March 9, 2013 at 4:47 AM ET
LONDON -- It could be the second British birth to make front pages worldwide this year. Edinburgh Zoo said Friday there are "strong indications" that its giant panda, Tian Tian, is pregnant.
Experts at the Scottish attraction said Tian Tian's hormone and protein levels, along with changes in her behavior, suggest an artificial insemination attempt in April has been successful.
“We cannot tell definitively at this stage if Tian Tian is pregnant or not, although we are seeing results that give us cause for encouragement,” zoo chief executive Chris West said in a statement.
Tian Tian and the zoo's male, Yang Guang, are Britain’s only giant pandas. They arrived in Scotland from China two years ago, and have twice tried and failed to mate naturally.

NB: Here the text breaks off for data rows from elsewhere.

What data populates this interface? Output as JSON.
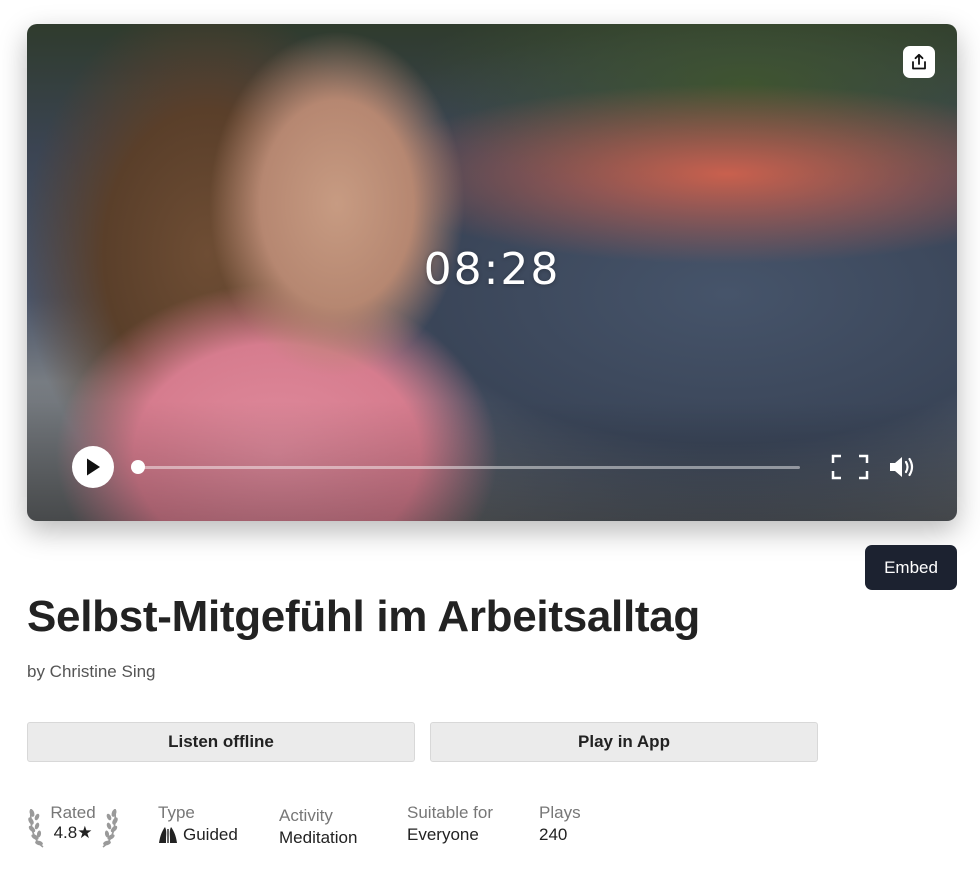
{
  "player": {
    "timer": "08:28",
    "progress": 0.0,
    "icons": {
      "share": "share-icon",
      "play": "play-icon",
      "fullscreen": "fullscreen-icon",
      "volume": "volume-icon"
    }
  },
  "embed_label": "Embed",
  "title": "Selbst-Mitgefühl im Arbeitsalltag",
  "byline": "by Christine Sing",
  "actions": {
    "listen_offline": "Listen offline",
    "play_in_app": "Play in App"
  },
  "stats": {
    "rated": {
      "label": "Rated",
      "value": "4.8★"
    },
    "type": {
      "label": "Type",
      "value": "Guided",
      "icon": "guided-icon"
    },
    "activity": {
      "label": "Activity",
      "value": "Meditation"
    },
    "suitable": {
      "label": "Suitable for",
      "value": "Everyone"
    },
    "plays": {
      "label": "Plays",
      "value": "240"
    }
  },
  "colors": {
    "embed_bg": "#1c2230",
    "button_bg": "#ebebeb",
    "title": "#222222"
  }
}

Zoo keepers have been using protein analysis techniques pioneered by the Memphis Zoo, and also used by the Washington Zoo.
A rise in levels of progesterone was detected on July 15, then confirmed on Wednesday, West’s statement said. If there is a cub, it could be born between late August and early September.
However, she could be “experiencing a pseudo pregnancy,” and her hormone levels will continue to be monitored because an ultrasound has not yet been carried out.
“Confirming a female panda’s pregnancy is never straight forward,” West said. “Further hormone results will be available roughly by mid-August that will add to the picture – if Tian Tian is not pregnant specific hormone levels should drop back down to zero.
“Not all ultrasounds detect if a female giant panda is pregnant or not and many are inconclusive, something that our American colleagues have been experiencing quite recently. We much prefer to make the ultrasound optional for Tian Tian, and being the feisty female she is, she has decided she’s not up for it!”
A BBC report said Tian Tian’s behavior – she is said to be off her food, moody and “nesting” – also give zoo officials cause for optimism.
"I think there's going to be a very big buzz about it,” Michael Livingstone, one of the panda keepers, told the BBC. "It's such an exciting thing so I think it'll go off the scale."
Edinburgh Zoo has become one of Scotland’s most popular visitor attractions since the arrival of the pandas in 2011, The Scotsman reported.